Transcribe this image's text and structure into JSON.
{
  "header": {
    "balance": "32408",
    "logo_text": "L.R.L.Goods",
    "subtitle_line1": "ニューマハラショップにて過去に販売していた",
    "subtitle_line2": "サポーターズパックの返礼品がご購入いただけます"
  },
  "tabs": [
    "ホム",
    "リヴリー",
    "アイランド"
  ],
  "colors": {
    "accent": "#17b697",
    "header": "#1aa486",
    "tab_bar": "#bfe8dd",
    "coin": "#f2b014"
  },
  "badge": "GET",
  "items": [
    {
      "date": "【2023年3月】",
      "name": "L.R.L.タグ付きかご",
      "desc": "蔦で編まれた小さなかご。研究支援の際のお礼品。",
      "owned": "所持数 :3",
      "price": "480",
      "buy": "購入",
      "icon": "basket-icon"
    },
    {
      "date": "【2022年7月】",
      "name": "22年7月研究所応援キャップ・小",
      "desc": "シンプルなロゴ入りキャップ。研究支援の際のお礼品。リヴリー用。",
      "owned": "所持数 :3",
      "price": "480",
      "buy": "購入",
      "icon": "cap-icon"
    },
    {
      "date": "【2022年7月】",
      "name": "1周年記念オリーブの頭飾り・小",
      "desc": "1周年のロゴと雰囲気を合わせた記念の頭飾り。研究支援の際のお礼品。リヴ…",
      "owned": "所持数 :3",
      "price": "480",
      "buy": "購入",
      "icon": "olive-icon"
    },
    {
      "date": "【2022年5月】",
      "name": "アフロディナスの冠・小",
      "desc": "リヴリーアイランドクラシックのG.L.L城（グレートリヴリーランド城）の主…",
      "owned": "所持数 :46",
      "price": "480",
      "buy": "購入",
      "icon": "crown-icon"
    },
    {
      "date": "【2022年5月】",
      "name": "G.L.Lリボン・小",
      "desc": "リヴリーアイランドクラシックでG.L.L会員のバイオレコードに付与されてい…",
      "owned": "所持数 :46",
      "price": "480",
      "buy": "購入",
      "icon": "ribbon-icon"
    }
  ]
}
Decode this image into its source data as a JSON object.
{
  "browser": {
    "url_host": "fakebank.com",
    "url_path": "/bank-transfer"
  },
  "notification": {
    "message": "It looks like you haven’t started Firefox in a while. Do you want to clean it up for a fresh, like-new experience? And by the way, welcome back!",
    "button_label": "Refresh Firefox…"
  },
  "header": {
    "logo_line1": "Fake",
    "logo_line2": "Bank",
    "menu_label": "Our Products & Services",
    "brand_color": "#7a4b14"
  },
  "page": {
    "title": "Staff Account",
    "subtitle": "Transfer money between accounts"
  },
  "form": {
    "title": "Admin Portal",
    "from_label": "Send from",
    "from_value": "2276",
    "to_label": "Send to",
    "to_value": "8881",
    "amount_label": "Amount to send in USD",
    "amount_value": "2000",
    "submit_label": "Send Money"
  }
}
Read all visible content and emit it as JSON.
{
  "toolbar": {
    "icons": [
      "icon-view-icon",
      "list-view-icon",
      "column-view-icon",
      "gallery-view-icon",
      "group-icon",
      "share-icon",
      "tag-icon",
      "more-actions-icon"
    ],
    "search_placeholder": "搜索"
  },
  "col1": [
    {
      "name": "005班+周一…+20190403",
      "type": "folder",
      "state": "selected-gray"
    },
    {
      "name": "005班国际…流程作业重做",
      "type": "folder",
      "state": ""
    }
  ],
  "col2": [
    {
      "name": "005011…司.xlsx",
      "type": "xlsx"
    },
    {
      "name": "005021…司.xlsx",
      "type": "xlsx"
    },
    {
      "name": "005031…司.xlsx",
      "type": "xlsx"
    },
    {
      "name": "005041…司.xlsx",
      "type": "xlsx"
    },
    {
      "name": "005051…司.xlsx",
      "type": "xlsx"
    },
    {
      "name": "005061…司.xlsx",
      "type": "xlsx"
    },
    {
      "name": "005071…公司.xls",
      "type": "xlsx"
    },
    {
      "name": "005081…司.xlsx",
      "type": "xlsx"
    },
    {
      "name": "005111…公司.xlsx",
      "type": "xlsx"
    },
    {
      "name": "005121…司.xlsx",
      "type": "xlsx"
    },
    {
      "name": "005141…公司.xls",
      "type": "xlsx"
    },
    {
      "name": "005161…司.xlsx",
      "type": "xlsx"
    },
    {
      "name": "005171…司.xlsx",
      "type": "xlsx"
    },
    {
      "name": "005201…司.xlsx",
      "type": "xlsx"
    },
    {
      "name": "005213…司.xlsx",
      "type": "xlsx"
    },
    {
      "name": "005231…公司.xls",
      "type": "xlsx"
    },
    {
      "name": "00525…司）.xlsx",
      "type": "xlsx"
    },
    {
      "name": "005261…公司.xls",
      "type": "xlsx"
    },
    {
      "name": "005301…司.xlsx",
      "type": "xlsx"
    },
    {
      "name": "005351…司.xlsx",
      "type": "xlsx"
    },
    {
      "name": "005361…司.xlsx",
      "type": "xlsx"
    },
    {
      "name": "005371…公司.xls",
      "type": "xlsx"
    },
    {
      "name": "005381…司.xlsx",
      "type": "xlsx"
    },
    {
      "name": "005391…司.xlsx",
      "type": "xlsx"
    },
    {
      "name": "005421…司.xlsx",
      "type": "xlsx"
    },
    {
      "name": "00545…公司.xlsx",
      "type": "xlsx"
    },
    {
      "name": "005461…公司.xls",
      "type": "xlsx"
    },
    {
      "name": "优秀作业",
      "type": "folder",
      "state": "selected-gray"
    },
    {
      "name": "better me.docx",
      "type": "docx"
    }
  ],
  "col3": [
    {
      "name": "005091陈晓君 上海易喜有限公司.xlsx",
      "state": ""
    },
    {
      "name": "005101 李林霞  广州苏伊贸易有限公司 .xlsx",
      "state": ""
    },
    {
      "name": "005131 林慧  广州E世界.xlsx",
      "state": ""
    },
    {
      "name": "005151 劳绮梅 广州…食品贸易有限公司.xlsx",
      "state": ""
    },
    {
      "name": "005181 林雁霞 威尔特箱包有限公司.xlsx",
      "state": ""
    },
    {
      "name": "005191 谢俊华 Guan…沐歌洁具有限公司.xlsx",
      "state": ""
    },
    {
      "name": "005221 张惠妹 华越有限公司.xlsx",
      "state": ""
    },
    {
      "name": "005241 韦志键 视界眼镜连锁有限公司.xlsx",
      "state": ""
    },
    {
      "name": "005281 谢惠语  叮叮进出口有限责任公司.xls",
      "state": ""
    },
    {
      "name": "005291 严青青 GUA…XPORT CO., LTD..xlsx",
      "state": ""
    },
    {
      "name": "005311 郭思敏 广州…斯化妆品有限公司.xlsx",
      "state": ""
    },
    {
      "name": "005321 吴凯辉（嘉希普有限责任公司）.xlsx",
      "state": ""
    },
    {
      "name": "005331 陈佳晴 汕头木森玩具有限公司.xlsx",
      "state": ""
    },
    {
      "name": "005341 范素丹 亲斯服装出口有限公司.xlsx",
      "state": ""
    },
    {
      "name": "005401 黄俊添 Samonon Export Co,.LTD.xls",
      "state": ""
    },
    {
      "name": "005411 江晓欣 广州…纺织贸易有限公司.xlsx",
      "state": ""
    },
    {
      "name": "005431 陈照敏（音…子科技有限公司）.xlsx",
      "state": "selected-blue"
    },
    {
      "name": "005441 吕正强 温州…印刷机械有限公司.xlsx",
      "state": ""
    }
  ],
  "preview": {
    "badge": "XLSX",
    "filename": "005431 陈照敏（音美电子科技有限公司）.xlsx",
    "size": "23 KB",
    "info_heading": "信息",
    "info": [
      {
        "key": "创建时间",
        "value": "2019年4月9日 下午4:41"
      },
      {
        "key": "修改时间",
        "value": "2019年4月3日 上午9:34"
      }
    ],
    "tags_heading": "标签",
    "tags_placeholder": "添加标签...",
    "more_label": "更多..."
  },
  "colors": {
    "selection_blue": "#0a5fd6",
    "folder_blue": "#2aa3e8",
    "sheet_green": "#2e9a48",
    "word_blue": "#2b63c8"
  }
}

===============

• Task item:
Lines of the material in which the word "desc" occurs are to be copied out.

• Your response:
      "desc": "蔦で編まれた小さなかご。研究支援の際のお礼品。",
      "desc": "シンプルなロゴ入りキャップ。研究支援の際のお礼品。リヴリー用。",
      "desc": "1周年のロゴと雰囲気を合わせた記念の頭飾り。研究支援の際のお礼品。リヴ…",
      "desc": "リヴリーアイランドクラシックのG.L.L城（グレートリヴリーランド城）の主…",
      "desc": "リヴリーアイランドクラシックでG.L.L会員のバイオレコードに付与されてい…",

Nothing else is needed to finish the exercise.